France hotel stays tumble amid 'yellow vest' unrest
Paris (AFP) –
The number of overnight stays in hotels in France slumped in the first quarter, especially in Paris, the national statistics office said Thursday, blaming the nationwide "yellow vest" protest movement for putting off foreign tourists.
In the first three months of 2019, the number of overnight stays in tourist accommodations in France fell 2.5 percent from the same period the year earlier, statistics office INSEE said.
Visits by foreigners fell the most dramatically, with 4.8 percent fewer overnight stays by non-residents recorded in the period.
The Ile-de-France region which encompasses Paris posted the sharpest declines, with the number of overnight stays dropping 4.6 percent.
This was "probably due to the movement of the yellow vests," Insee said.
Since November last year, protesters wearing their high-visibility yellow vests have staged angry protests accusing President Emmanuel Macron and his government of failing to solve France's inequality problems.
The biggest demonstrations have been in Paris but there have also been protests in other big cities.
Usually held on Saturdays, the rallies have often degenerated into fiery clashes between demonstrators and police, with dramatic images beamed around the world.
Insee said by contrast that hotel occupancy increased almost five percent in coastal areas as French residents took advantage of dry and warm weather since the beginning of the year.
It noted that the overall decline in hotel occupancy in the first quarter "followed more than two years of steady growth" and a 2.0 percent year-on-year rise in the previous quarter.

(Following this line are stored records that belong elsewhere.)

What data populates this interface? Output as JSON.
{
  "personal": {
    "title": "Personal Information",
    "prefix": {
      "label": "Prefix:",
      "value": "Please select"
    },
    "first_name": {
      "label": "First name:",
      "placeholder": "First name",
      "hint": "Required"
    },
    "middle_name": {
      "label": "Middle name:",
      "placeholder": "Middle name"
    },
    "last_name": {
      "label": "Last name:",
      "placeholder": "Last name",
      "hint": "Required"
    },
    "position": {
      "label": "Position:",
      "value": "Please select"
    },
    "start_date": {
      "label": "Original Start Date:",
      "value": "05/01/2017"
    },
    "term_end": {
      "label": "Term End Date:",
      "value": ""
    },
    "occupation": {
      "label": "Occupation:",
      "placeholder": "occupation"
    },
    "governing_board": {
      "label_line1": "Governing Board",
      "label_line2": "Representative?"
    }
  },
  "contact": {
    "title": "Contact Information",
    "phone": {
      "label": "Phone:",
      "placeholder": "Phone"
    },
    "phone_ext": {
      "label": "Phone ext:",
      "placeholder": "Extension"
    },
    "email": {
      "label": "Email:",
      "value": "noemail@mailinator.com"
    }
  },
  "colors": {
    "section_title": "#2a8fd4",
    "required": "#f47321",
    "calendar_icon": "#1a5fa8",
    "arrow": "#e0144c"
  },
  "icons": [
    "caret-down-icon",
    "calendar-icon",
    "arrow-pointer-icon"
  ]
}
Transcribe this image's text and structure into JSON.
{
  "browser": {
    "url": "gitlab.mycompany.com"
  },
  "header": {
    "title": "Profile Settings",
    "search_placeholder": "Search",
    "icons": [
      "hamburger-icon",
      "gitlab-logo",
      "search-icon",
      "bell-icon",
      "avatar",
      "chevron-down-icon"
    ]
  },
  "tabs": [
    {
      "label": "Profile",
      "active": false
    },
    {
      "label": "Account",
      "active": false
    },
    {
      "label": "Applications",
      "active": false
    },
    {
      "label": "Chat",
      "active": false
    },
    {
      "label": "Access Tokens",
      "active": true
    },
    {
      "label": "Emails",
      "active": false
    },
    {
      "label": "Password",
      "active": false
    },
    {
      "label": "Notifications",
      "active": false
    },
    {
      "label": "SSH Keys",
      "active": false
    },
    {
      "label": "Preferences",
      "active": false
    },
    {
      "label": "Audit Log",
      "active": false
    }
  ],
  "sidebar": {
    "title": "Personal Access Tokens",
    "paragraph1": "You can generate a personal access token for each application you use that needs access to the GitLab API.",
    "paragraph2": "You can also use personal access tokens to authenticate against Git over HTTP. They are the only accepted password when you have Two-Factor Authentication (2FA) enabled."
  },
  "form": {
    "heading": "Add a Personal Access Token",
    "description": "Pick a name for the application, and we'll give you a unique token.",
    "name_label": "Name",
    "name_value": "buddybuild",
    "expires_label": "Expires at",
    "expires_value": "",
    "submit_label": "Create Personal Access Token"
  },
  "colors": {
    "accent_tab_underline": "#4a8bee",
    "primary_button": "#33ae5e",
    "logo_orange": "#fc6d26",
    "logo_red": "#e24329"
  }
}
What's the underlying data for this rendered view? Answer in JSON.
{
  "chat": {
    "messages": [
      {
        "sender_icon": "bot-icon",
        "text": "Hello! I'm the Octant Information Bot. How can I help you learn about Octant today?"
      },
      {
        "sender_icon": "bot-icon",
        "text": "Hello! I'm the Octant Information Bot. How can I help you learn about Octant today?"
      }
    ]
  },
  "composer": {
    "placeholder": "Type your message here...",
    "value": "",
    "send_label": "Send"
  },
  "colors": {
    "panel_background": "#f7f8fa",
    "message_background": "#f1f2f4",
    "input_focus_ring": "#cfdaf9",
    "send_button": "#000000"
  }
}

France, which boasts not just the magnificent historic centre of Paris but also countless other attractions nationwide, is visited by more foreign tourists annually than any other nation.
The number of foreign tourists visiting annually has been approaching 90 million in recent years, despite a spate of attacks carried out by Islamist militants.
But the effects of the yellow vest movement on tourism had already been seen in the final months of 2018.
Another blow came from last month's devastating fire at the Notre Dame cathedral in Paris, which is expected to keep the world heritage landmark and tourism magnet closed to visitors for several years.
? 2019 AFP